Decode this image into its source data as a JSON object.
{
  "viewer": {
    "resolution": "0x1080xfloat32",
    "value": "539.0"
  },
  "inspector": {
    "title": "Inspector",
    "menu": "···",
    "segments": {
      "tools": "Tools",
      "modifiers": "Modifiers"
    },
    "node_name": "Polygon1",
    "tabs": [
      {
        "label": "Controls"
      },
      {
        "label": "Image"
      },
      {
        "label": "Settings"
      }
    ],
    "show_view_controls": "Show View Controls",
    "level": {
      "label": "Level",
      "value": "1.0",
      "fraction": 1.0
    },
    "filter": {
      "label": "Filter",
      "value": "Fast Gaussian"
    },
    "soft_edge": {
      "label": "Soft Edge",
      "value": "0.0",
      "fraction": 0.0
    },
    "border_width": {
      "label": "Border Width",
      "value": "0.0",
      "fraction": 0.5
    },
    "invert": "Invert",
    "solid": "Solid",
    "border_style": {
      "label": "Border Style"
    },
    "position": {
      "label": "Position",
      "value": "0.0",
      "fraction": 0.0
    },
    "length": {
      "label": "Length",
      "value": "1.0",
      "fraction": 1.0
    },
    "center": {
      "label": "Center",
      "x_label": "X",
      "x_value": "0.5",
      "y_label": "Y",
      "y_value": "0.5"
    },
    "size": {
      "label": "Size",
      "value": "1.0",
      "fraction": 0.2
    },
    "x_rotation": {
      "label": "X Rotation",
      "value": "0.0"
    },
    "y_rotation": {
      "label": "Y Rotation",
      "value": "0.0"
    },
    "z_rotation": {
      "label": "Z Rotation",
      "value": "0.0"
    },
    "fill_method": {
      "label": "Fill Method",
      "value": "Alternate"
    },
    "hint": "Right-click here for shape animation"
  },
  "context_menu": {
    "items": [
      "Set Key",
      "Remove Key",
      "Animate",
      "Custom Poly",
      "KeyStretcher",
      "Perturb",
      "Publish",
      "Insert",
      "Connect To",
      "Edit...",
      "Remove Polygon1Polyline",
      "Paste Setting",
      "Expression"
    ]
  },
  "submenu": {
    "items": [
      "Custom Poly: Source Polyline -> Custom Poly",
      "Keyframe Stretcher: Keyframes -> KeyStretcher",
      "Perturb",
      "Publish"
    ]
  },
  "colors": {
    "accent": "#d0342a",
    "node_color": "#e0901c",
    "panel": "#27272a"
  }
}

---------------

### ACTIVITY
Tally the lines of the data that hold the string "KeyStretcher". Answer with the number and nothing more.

### OUTPUT FOR THIS EXERCISE
2